At times in my life when I have been troubled or have had significant decisions to make, my college chaplain and now adopted mother would say, "Where do you hear God?  Where is God in all this?"  In the earliest parts of my developing faith, I didn't know what the heck she was talking about, or how I should answer.  I found myself thinking, "Vic, God can't talk!  I can't listen to what isn't there!"  Her questions perplexed me. 

Now, some years later, I have a slightly different understanding.  I've come to understand more about the movement of the Spirit, I've come to understand some of the varied ways in which God beckons us and calls us to a particular place and time, I've come to recognize that listening is the key. Still, I don't always know 100 percent that I'm making the "right" decision, sometimes our paths aren't quite that definitively clear.  Sometimes I still struggle with the aspect of hearing God, of discerning God's voice from the chaos of the world and the influences of others in the discerning process.

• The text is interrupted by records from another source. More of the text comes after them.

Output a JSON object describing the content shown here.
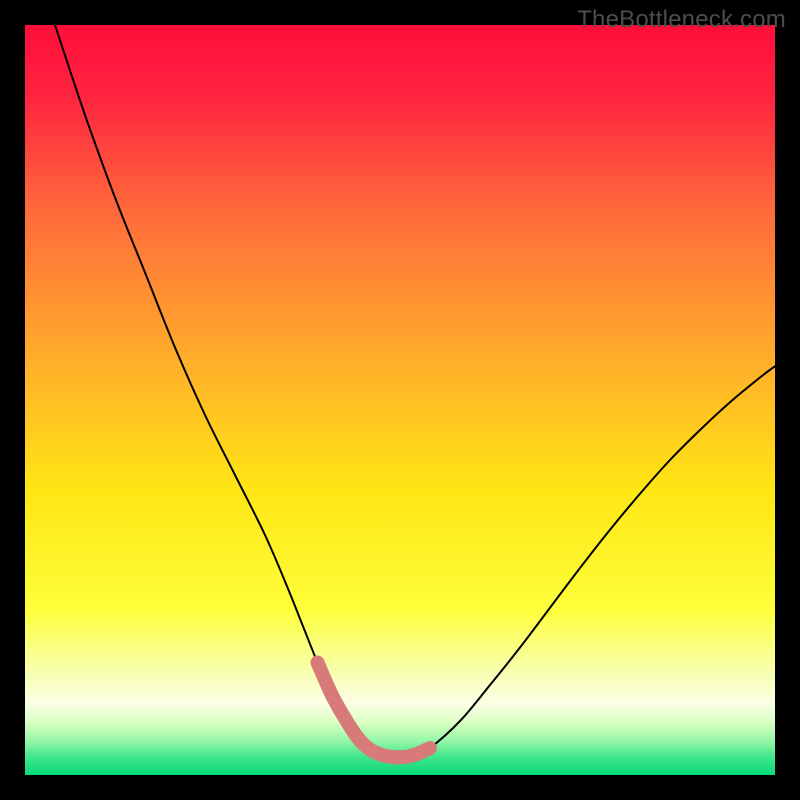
{
  "watermark": "TheBottleneck.com",
  "chart_data": {
    "type": "line",
    "title": "",
    "xlabel": "",
    "ylabel": "",
    "xlim": [
      0,
      100
    ],
    "ylim": [
      0,
      100
    ],
    "gradient_stops": [
      {
        "pos": 0,
        "color": "#ff0d3a"
      },
      {
        "pos": 0.1,
        "color": "#ff2640"
      },
      {
        "pos": 0.25,
        "color": "#ff6b3b"
      },
      {
        "pos": 0.45,
        "color": "#ffaf2a"
      },
      {
        "pos": 0.62,
        "color": "#ffe614"
      },
      {
        "pos": 0.78,
        "color": "#feff3a"
      },
      {
        "pos": 0.86,
        "color": "#f7ffad"
      },
      {
        "pos": 0.905,
        "color": "#fbffe6"
      },
      {
        "pos": 0.93,
        "color": "#d9ffc2"
      },
      {
        "pos": 0.955,
        "color": "#94f7a6"
      },
      {
        "pos": 0.975,
        "color": "#44e58b"
      },
      {
        "pos": 1.0,
        "color": "#06d978"
      }
    ],
    "series": [
      {
        "name": "bottleneck-curve",
        "color": "#000000",
        "x": [
          4,
          8,
          12,
          16,
          20,
          24,
          28,
          32,
          35,
          37,
          39,
          41,
          43,
          44.5,
          46,
          47.5,
          49,
          50.5,
          52,
          54,
          58,
          62,
          66,
          70,
          74,
          78,
          82,
          86,
          90,
          94,
          98,
          100
        ],
        "y": [
          100,
          88,
          77,
          67,
          57,
          48,
          40,
          32,
          25,
          20,
          15,
          10.5,
          7,
          4.8,
          3.4,
          2.7,
          2.4,
          2.4,
          2.7,
          3.6,
          7.2,
          12,
          17,
          22.3,
          27.6,
          32.7,
          37.5,
          42,
          46,
          49.7,
          53,
          54.5
        ]
      },
      {
        "name": "optimal-band",
        "color": "#d97a7a",
        "x": [
          39,
          41,
          43,
          44.5,
          46,
          47.5,
          49,
          50.5,
          52,
          54
        ],
        "y": [
          15,
          10.5,
          7,
          4.8,
          3.4,
          2.7,
          2.4,
          2.4,
          2.7,
          3.6
        ]
      }
    ]
  }
}
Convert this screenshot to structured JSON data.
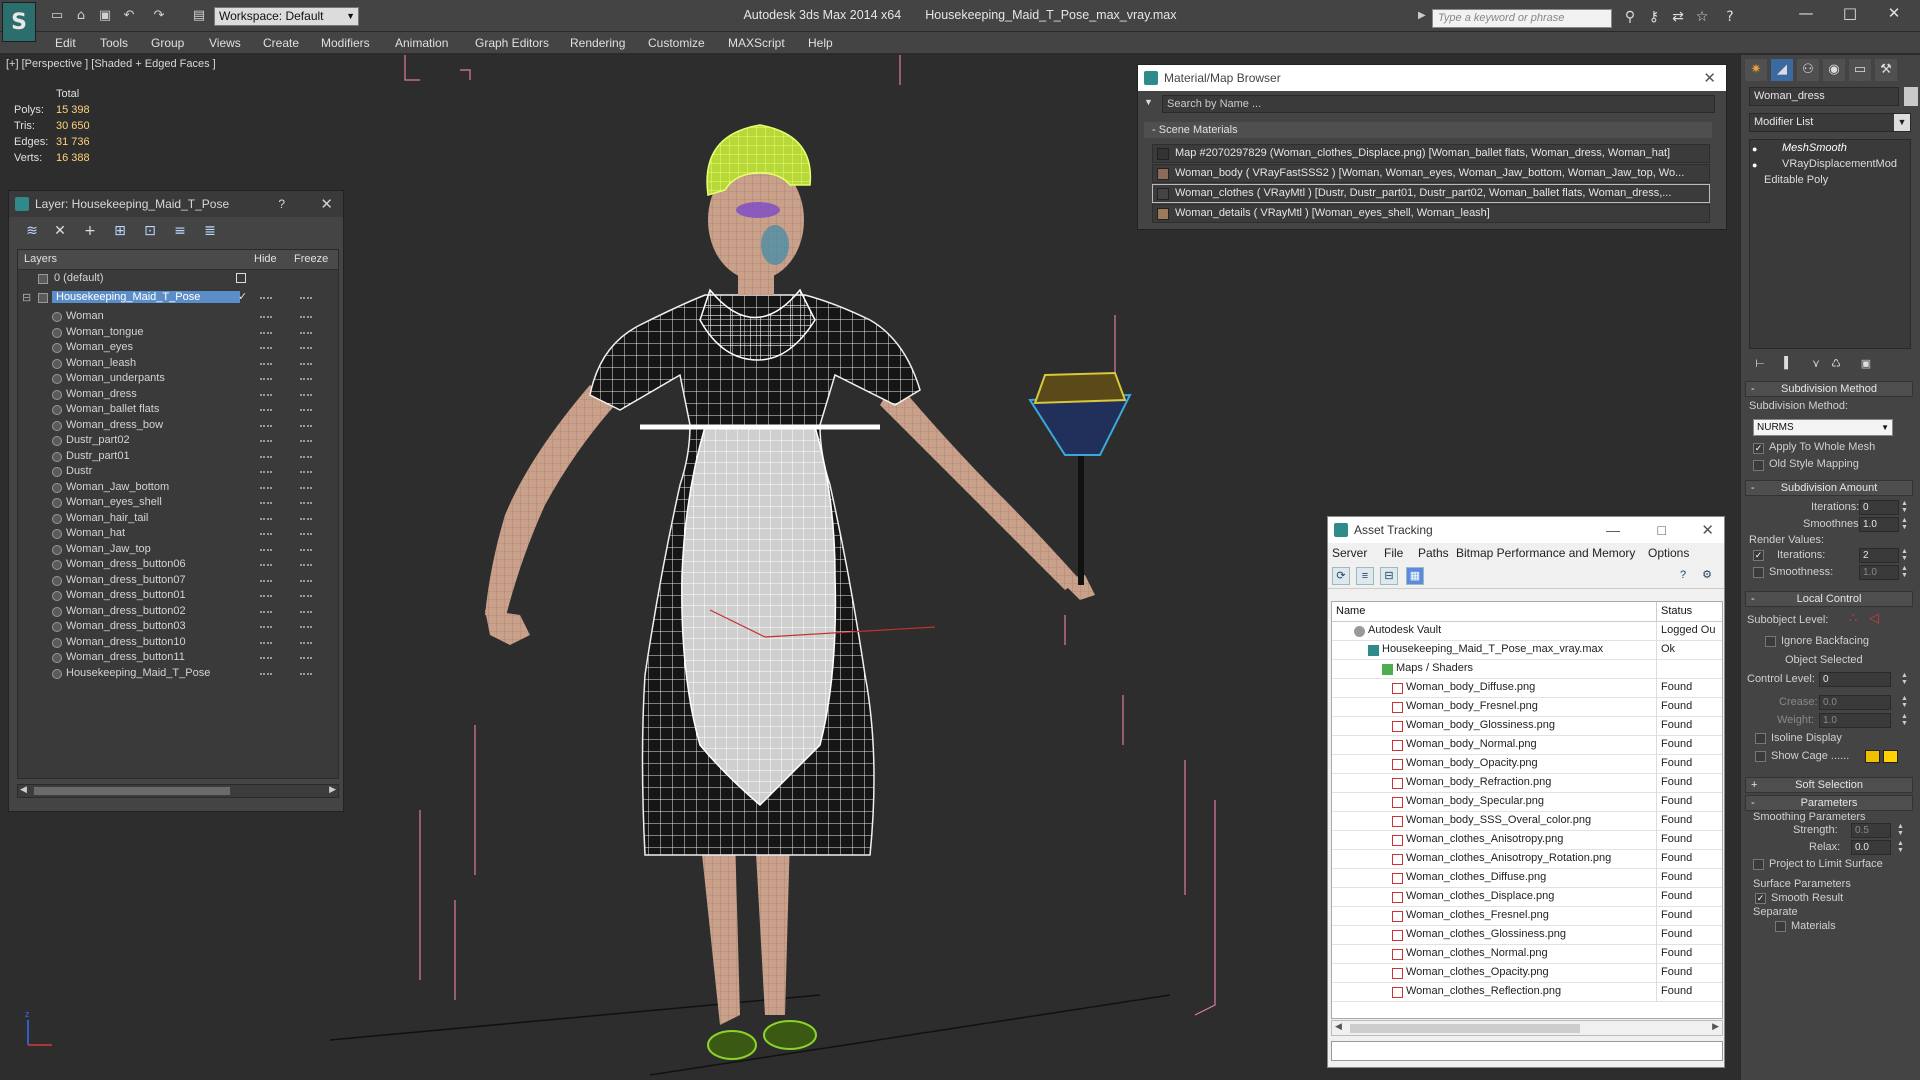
{
  "titlebar": {
    "workspace": "Workspace: Default",
    "app_name": "Autodesk 3ds Max  2014 x64",
    "file_name": "Housekeeping_Maid_T_Pose_max_vray.max",
    "search_placeholder": "Type a keyword or phrase",
    "logo_letter": "S"
  },
  "menu": [
    "Edit",
    "Tools",
    "Group",
    "Views",
    "Create",
    "Modifiers",
    "Animation",
    "Graph Editors",
    "Rendering",
    "Customize",
    "MAXScript",
    "Help"
  ],
  "viewport": {
    "label": "[+] [Perspective ] [Shaded + Edged Faces ]",
    "stats_header": "Total",
    "stats": [
      {
        "k": "Polys:",
        "v": "15 398"
      },
      {
        "k": "Tris:",
        "v": "30 650"
      },
      {
        "k": "Edges:",
        "v": "31 736"
      },
      {
        "k": "Verts:",
        "v": "16 388"
      }
    ]
  },
  "layer_panel": {
    "title": "Layer: Housekeeping_Maid_T_Pose",
    "help": "?",
    "col_layers": "Layers",
    "col_hide": "Hide",
    "col_freeze": "Freeze",
    "default_layer": "0 (default)",
    "active_layer": "Housekeeping_Maid_T_Pose",
    "objects": [
      "Woman",
      "Woman_tongue",
      "Woman_eyes",
      "Woman_leash",
      "Woman_underpants",
      "Woman_dress",
      "Woman_ballet flats",
      "Woman_dress_bow",
      "Dustr_part02",
      "Dustr_part01",
      "Dustr",
      "Woman_Jaw_bottom",
      "Woman_eyes_shell",
      "Woman_hair_tail",
      "Woman_hat",
      "Woman_Jaw_top",
      "Woman_dress_button06",
      "Woman_dress_button07",
      "Woman_dress_button01",
      "Woman_dress_button02",
      "Woman_dress_button03",
      "Woman_dress_button10",
      "Woman_dress_button11",
      "Housekeeping_Maid_T_Pose"
    ]
  },
  "material_browser": {
    "title": "Material/Map Browser",
    "search": "Search by Name ...",
    "section": "Scene Materials",
    "rows": [
      "Map #2070297829 (Woman_clothes_Displace.png) [Woman_ballet flats, Woman_dress, Woman_hat]",
      "Woman_body  ( VRayFastSSS2 ) [Woman, Woman_eyes, Woman_Jaw_bottom, Woman_Jaw_top, Wo...",
      "Woman_clothes  ( VRayMtl ) [Dustr, Dustr_part01, Dustr_part02, Woman_ballet flats, Woman_dress,...",
      "Woman_details  ( VRayMtl ) [Woman_eyes_shell, Woman_leash]"
    ]
  },
  "asset_tracking": {
    "title": "Asset Tracking",
    "menu": [
      "Server",
      "File",
      "Paths",
      "Bitmap Performance and Memory",
      "Options"
    ],
    "col_name": "Name",
    "col_status": "Status",
    "vault": {
      "name": "Autodesk Vault",
      "status": "Logged Ou"
    },
    "file": {
      "name": "Housekeeping_Maid_T_Pose_max_vray.max",
      "status": "Ok"
    },
    "maps_folder": "Maps / Shaders",
    "maps": [
      {
        "name": "Woman_body_Diffuse.png",
        "status": "Found"
      },
      {
        "name": "Woman_body_Fresnel.png",
        "status": "Found"
      },
      {
        "name": "Woman_body_Glossiness.png",
        "status": "Found"
      },
      {
        "name": "Woman_body_Normal.png",
        "status": "Found"
      },
      {
        "name": "Woman_body_Opacity.png",
        "status": "Found"
      },
      {
        "name": "Woman_body_Refraction.png",
        "status": "Found"
      },
      {
        "name": "Woman_body_Specular.png",
        "status": "Found"
      },
      {
        "name": "Woman_body_SSS_Overal_color.png",
        "status": "Found"
      },
      {
        "name": "Woman_clothes_Anisotropy.png",
        "status": "Found"
      },
      {
        "name": "Woman_clothes_Anisotropy_Rotation.png",
        "status": "Found"
      },
      {
        "name": "Woman_clothes_Diffuse.png",
        "status": "Found"
      },
      {
        "name": "Woman_clothes_Displace.png",
        "status": "Found"
      },
      {
        "name": "Woman_clothes_Fresnel.png",
        "status": "Found"
      },
      {
        "name": "Woman_clothes_Glossiness.png",
        "status": "Found"
      },
      {
        "name": "Woman_clothes_Normal.png",
        "status": "Found"
      },
      {
        "name": "Woman_clothes_Opacity.png",
        "status": "Found"
      },
      {
        "name": "Woman_clothes_Reflection.png",
        "status": "Found"
      }
    ]
  },
  "command_panel": {
    "object_name": "Woman_dress",
    "modifier_list": "Modifier List",
    "stack": [
      "MeshSmooth",
      "VRayDisplacementMod",
      "Editable Poly"
    ],
    "subdivision_method": {
      "title": "Subdivision Method",
      "label": "Subdivision Method:",
      "value": "NURMS",
      "apply_whole_mesh": "Apply To Whole Mesh",
      "old_style": "Old Style Mapping"
    },
    "subdivision_amount": {
      "title": "Subdivision Amount",
      "iterations_label": "Iterations:",
      "iterations": "0",
      "smoothness_label": "Smoothness:",
      "smoothness": "1.0",
      "render_values": "Render Values:",
      "r_iterations_label": "Iterations:",
      "r_iterations": "2",
      "r_smoothness_label": "Smoothness:",
      "r_smoothness": "1.0"
    },
    "local_control": {
      "title": "Local Control",
      "subobject_level": "Subobject Level:",
      "ignore_backfacing": "Ignore Backfacing",
      "object_selected": "Object Selected",
      "control_level_label": "Control Level:",
      "control_level": "0",
      "crease_label": "Crease:",
      "crease": "0.0",
      "weight_label": "Weight:",
      "weight": "1.0",
      "isoline": "Isoline Display",
      "show_cage": "Show Cage ......"
    },
    "soft_selection": "Soft Selection",
    "parameters": {
      "title": "Parameters",
      "smoothing": "Smoothing Parameters",
      "strength_label": "Strength:",
      "strength": "0.5",
      "relax_label": "Relax:",
      "relax": "0.0",
      "project": "Project to Limit Surface",
      "surface": "Surface Parameters",
      "smooth_result": "Smooth Result",
      "separate": "Separate",
      "materials": "Materials"
    }
  },
  "colors": {
    "selection": "#5b8ec8",
    "stat_value": "#ffd27a",
    "cage_color_1": "#f0c000",
    "cage_color_2": "#ffd200"
  }
}
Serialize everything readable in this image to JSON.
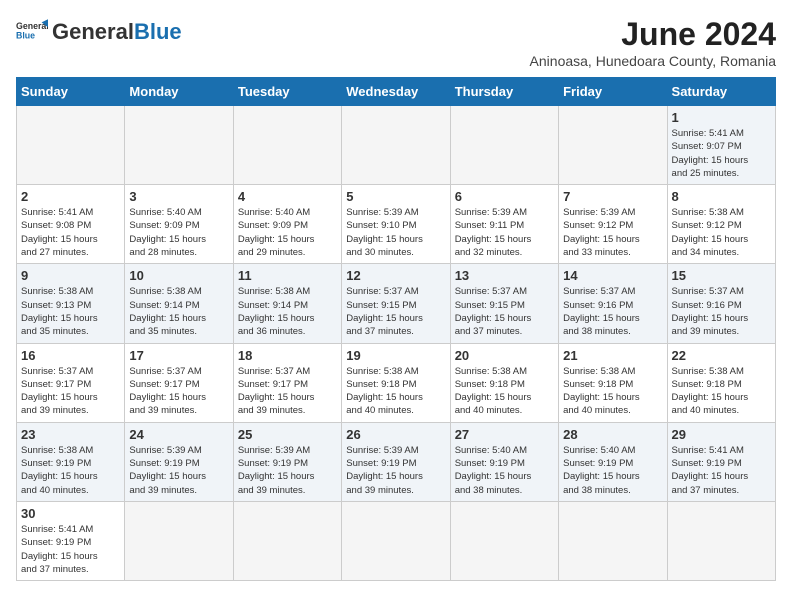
{
  "header": {
    "logo_general": "General",
    "logo_blue": "Blue",
    "title": "June 2024",
    "subtitle": "Aninoasa, Hunedoara County, Romania"
  },
  "weekdays": [
    "Sunday",
    "Monday",
    "Tuesday",
    "Wednesday",
    "Thursday",
    "Friday",
    "Saturday"
  ],
  "weeks": [
    [
      {
        "day": "",
        "info": ""
      },
      {
        "day": "",
        "info": ""
      },
      {
        "day": "",
        "info": ""
      },
      {
        "day": "",
        "info": ""
      },
      {
        "day": "",
        "info": ""
      },
      {
        "day": "",
        "info": ""
      },
      {
        "day": "1",
        "info": "Sunrise: 5:41 AM\nSunset: 9:07 PM\nDaylight: 15 hours\nand 25 minutes."
      }
    ],
    [
      {
        "day": "2",
        "info": "Sunrise: 5:41 AM\nSunset: 9:08 PM\nDaylight: 15 hours\nand 27 minutes."
      },
      {
        "day": "3",
        "info": "Sunrise: 5:40 AM\nSunset: 9:09 PM\nDaylight: 15 hours\nand 28 minutes."
      },
      {
        "day": "4",
        "info": "Sunrise: 5:40 AM\nSunset: 9:09 PM\nDaylight: 15 hours\nand 29 minutes."
      },
      {
        "day": "5",
        "info": "Sunrise: 5:39 AM\nSunset: 9:10 PM\nDaylight: 15 hours\nand 30 minutes."
      },
      {
        "day": "6",
        "info": "Sunrise: 5:39 AM\nSunset: 9:11 PM\nDaylight: 15 hours\nand 32 minutes."
      },
      {
        "day": "7",
        "info": "Sunrise: 5:39 AM\nSunset: 9:12 PM\nDaylight: 15 hours\nand 33 minutes."
      },
      {
        "day": "8",
        "info": "Sunrise: 5:38 AM\nSunset: 9:12 PM\nDaylight: 15 hours\nand 34 minutes."
      }
    ],
    [
      {
        "day": "9",
        "info": "Sunrise: 5:38 AM\nSunset: 9:13 PM\nDaylight: 15 hours\nand 35 minutes."
      },
      {
        "day": "10",
        "info": "Sunrise: 5:38 AM\nSunset: 9:14 PM\nDaylight: 15 hours\nand 35 minutes."
      },
      {
        "day": "11",
        "info": "Sunrise: 5:38 AM\nSunset: 9:14 PM\nDaylight: 15 hours\nand 36 minutes."
      },
      {
        "day": "12",
        "info": "Sunrise: 5:37 AM\nSunset: 9:15 PM\nDaylight: 15 hours\nand 37 minutes."
      },
      {
        "day": "13",
        "info": "Sunrise: 5:37 AM\nSunset: 9:15 PM\nDaylight: 15 hours\nand 37 minutes."
      },
      {
        "day": "14",
        "info": "Sunrise: 5:37 AM\nSunset: 9:16 PM\nDaylight: 15 hours\nand 38 minutes."
      },
      {
        "day": "15",
        "info": "Sunrise: 5:37 AM\nSunset: 9:16 PM\nDaylight: 15 hours\nand 39 minutes."
      }
    ],
    [
      {
        "day": "16",
        "info": "Sunrise: 5:37 AM\nSunset: 9:17 PM\nDaylight: 15 hours\nand 39 minutes."
      },
      {
        "day": "17",
        "info": "Sunrise: 5:37 AM\nSunset: 9:17 PM\nDaylight: 15 hours\nand 39 minutes."
      },
      {
        "day": "18",
        "info": "Sunrise: 5:37 AM\nSunset: 9:17 PM\nDaylight: 15 hours\nand 39 minutes."
      },
      {
        "day": "19",
        "info": "Sunrise: 5:38 AM\nSunset: 9:18 PM\nDaylight: 15 hours\nand 40 minutes."
      },
      {
        "day": "20",
        "info": "Sunrise: 5:38 AM\nSunset: 9:18 PM\nDaylight: 15 hours\nand 40 minutes."
      },
      {
        "day": "21",
        "info": "Sunrise: 5:38 AM\nSunset: 9:18 PM\nDaylight: 15 hours\nand 40 minutes."
      },
      {
        "day": "22",
        "info": "Sunrise: 5:38 AM\nSunset: 9:18 PM\nDaylight: 15 hours\nand 40 minutes."
      }
    ],
    [
      {
        "day": "23",
        "info": "Sunrise: 5:38 AM\nSunset: 9:19 PM\nDaylight: 15 hours\nand 40 minutes."
      },
      {
        "day": "24",
        "info": "Sunrise: 5:39 AM\nSunset: 9:19 PM\nDaylight: 15 hours\nand 39 minutes."
      },
      {
        "day": "25",
        "info": "Sunrise: 5:39 AM\nSunset: 9:19 PM\nDaylight: 15 hours\nand 39 minutes."
      },
      {
        "day": "26",
        "info": "Sunrise: 5:39 AM\nSunset: 9:19 PM\nDaylight: 15 hours\nand 39 minutes."
      },
      {
        "day": "27",
        "info": "Sunrise: 5:40 AM\nSunset: 9:19 PM\nDaylight: 15 hours\nand 38 minutes."
      },
      {
        "day": "28",
        "info": "Sunrise: 5:40 AM\nSunset: 9:19 PM\nDaylight: 15 hours\nand 38 minutes."
      },
      {
        "day": "29",
        "info": "Sunrise: 5:41 AM\nSunset: 9:19 PM\nDaylight: 15 hours\nand 37 minutes."
      }
    ],
    [
      {
        "day": "30",
        "info": "Sunrise: 5:41 AM\nSunset: 9:19 PM\nDaylight: 15 hours\nand 37 minutes."
      },
      {
        "day": "",
        "info": ""
      },
      {
        "day": "",
        "info": ""
      },
      {
        "day": "",
        "info": ""
      },
      {
        "day": "",
        "info": ""
      },
      {
        "day": "",
        "info": ""
      },
      {
        "day": "",
        "info": ""
      }
    ]
  ]
}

I have come to a place now, in my life, where I ask myself the questions originally posed to me by Vicki those years ago.  I ask them of myself when I am struggling with sermon writing and need a focused direction.  I ask them of myself when I can't sleep at night and something may be on my mind.  I ask them when faced with significant decisions.  Sometimes all I can muster as a response to the questions is, "I don't know where God is calling me, but I know God is with me, no matter what I decide to do."  I have become not only more familiar and comfortable with the questions, I have become more comfortable with the process of listening, reflecting, and following.  Admittedly, I still have an innate desire to forge ahead and make decisions at a rapid-fire pace, but I am working to curb that in favor of a more Spirit-filled decision-making process. 

After my first days in the dish room, I could have surrendered in frustration at the skills I seemingly lacked.  Instead, I continued to spray, scrub, and sanitize.  I dropped plates, knocked pitchers over, and nearly lost a spoon to the garbage disposal.  Instead of claiming defeat, I stuck it out and did my best, and I did improve.  And that's how I recognized God in the dish room.